Officer McLachlan praises us on a job well done. How can somebody so high up with so much information still be so clueless of the cruelties we had written into other people’s fates? He is clueless to the cruelty and inhumanity which we have set onto them. He is the kind of person who sees war as politics, countries, numbers and money not people and families. Him saying that we had done our country proud was small talk and we all knew it, what he really wanted to know was whether we need to go back into the other tunnels to pack even more explosives into them. The answer didn’t need to be said, it had been felt in the tremors that we felt. There are many men like McLachlan that I’ve met but he is by far the cruelest and the most devious of those, he is the kind of man who has several gun collections in his stately home just for show and a shed full for when he goes hunting.

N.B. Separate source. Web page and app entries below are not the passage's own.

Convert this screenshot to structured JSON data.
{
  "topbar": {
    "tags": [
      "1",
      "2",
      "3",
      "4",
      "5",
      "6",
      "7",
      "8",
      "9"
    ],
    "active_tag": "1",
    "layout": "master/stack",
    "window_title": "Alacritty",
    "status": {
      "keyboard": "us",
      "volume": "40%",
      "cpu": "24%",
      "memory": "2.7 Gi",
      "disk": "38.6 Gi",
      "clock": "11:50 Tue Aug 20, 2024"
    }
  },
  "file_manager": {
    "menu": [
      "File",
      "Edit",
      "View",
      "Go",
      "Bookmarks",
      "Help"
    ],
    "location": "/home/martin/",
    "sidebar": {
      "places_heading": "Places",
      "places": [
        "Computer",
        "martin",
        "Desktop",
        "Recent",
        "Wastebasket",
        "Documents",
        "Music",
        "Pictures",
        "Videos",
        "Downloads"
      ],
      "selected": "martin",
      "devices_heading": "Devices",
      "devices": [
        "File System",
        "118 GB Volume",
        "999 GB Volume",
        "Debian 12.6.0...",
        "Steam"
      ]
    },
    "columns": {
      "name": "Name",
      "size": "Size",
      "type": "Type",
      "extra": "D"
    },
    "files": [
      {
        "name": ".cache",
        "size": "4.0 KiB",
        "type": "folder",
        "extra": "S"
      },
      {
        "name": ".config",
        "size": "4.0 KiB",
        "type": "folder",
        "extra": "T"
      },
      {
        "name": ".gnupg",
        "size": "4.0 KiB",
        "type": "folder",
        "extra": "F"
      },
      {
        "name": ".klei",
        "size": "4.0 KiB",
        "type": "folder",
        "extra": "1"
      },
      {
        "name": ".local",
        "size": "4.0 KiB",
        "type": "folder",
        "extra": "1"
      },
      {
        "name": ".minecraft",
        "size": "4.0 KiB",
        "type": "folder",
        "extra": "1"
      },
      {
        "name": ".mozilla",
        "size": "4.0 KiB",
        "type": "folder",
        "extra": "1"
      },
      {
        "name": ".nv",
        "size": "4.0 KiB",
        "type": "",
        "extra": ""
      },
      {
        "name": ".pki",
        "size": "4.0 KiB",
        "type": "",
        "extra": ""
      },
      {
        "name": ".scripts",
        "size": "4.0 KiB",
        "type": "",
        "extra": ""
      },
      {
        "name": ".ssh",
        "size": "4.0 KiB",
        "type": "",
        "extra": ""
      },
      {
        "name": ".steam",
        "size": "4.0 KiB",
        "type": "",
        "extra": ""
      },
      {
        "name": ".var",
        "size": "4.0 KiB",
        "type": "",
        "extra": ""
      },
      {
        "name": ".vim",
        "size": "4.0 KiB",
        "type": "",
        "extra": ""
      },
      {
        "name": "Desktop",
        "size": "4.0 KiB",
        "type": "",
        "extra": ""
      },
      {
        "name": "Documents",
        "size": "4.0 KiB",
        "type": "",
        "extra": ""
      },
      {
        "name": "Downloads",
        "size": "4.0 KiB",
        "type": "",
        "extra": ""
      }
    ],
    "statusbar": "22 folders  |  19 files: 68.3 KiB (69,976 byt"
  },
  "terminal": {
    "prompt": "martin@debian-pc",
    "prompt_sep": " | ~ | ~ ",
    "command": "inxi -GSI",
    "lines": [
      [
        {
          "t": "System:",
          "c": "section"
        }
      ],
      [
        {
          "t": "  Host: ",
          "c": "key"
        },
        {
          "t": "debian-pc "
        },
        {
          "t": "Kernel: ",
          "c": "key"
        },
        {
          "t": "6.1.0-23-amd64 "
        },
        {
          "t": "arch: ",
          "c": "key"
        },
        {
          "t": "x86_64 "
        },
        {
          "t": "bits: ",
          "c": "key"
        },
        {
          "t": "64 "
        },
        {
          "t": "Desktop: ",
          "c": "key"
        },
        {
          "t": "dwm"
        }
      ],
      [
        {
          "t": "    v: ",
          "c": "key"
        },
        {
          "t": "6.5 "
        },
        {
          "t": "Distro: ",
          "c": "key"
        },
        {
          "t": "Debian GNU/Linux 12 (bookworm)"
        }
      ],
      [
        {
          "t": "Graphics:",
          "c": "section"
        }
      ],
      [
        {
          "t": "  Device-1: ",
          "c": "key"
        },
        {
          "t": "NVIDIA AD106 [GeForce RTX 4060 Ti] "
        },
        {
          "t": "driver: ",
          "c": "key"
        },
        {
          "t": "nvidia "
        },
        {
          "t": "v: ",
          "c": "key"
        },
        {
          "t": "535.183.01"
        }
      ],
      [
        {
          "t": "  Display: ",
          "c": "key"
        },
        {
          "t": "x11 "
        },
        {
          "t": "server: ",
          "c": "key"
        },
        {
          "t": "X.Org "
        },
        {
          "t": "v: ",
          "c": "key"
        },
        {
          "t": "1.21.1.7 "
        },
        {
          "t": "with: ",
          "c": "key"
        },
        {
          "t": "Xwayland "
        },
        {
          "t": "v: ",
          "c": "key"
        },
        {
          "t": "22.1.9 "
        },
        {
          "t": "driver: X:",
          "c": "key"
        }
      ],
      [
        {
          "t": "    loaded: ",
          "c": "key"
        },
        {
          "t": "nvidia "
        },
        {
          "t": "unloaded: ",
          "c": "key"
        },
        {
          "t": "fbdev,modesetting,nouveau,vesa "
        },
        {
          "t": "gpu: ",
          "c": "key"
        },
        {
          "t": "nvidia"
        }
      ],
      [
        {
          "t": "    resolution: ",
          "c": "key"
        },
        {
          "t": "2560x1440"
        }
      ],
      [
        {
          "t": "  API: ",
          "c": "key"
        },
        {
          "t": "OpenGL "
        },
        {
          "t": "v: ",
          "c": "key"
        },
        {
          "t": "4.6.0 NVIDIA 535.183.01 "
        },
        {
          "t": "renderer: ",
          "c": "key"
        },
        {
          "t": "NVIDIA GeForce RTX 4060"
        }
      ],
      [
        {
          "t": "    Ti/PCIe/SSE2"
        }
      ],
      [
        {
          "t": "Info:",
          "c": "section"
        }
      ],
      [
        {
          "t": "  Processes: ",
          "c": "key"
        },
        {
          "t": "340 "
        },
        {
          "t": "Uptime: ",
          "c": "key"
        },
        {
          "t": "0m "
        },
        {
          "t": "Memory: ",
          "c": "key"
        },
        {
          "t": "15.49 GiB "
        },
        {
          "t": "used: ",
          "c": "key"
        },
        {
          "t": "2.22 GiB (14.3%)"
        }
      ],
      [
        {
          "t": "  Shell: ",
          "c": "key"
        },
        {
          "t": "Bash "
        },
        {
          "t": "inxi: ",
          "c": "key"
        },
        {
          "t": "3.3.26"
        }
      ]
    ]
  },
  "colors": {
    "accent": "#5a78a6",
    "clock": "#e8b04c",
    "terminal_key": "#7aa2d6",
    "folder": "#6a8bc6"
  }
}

We are dismissed swiftly and sent to Second Lieutenant Henderson’s office to check fuses and connections for two and a half minutes. As we march to his office we see men lined up in vertical rows ready to climb over the wall and face the unknown. They are all either praying in solidarity or writing letters back home. But they have nothing to fear since the German trenches will be like no man’s land – dripping in blood and full of corpses because no one can withhold a whole week of artillery fire without dying or being injured. Our troops are just going to be walking through a mass burial when they get there.


One burst of power from Tommy’s hands creates a sound so loud that brings us to our hands and knees and brings back the shrill note that plays in my ears. The mines go up in canon, the only way I can tell is because with every wave another item from Second Lieutenant’s desk falls. Tommy starts to weep in a ball and pressing back on the switch he pressed as if he can take back the mines which he helped to blow to shreds. Second Lieutenant’s arms go around Tommy’s shoulders to comfort him, we all end up encasing Tommy with our arms and listen to Second Lieutenant’s wise words which calm us all. He says that had we not done it to them, then they would have done it to us. Tommy is only 19; he can’t fight with the other soldiers because of his limp. His friends are out here, we’ve seen them preparing their guns, write to siblings and occasionally not come back from the other side of our defence line. I return to reality with the realisation that Second Lieutenant’s tears are now sliding onto his pristine uniform and medals; he is probably reminiscing of friends he has gone to wars with but not returned with. He carries on soothing Tommy with words he doesn’t subdue the guilt he just justifies it.

I feel like writing to my wife and telling her that I’m safe and helping more than I thought I would with the war effort. we manage to get back up and remember where we are as we step outside.


It’s a massacre. It’s the exact picture of what dominoes do: tumble one after another as the machine guns find their next victim to bite through. Blood is spilling onto limbs. Men are being fed more and more to the machine guns.

There isn’t even a sense of emergency or fear of the soldiers who climb out of the trenches. As if they have been waiting for this and are completely prepared for it. We drag the soldiers who might survive back to the communications lines. The nearest doctor, swamped in blood and fuming with annoyance grumbles that if only the first explosion had been done at the same time as the others, then this wouldn’t have happened. Our explosion that blew up first. That is the reason for this colossal loss of life. Tommy’s guilt can’t be covered up anymore. He curls into the corner crying over a corpse’s body muttering “I’m sorry” over and over again.

By Candice Holloway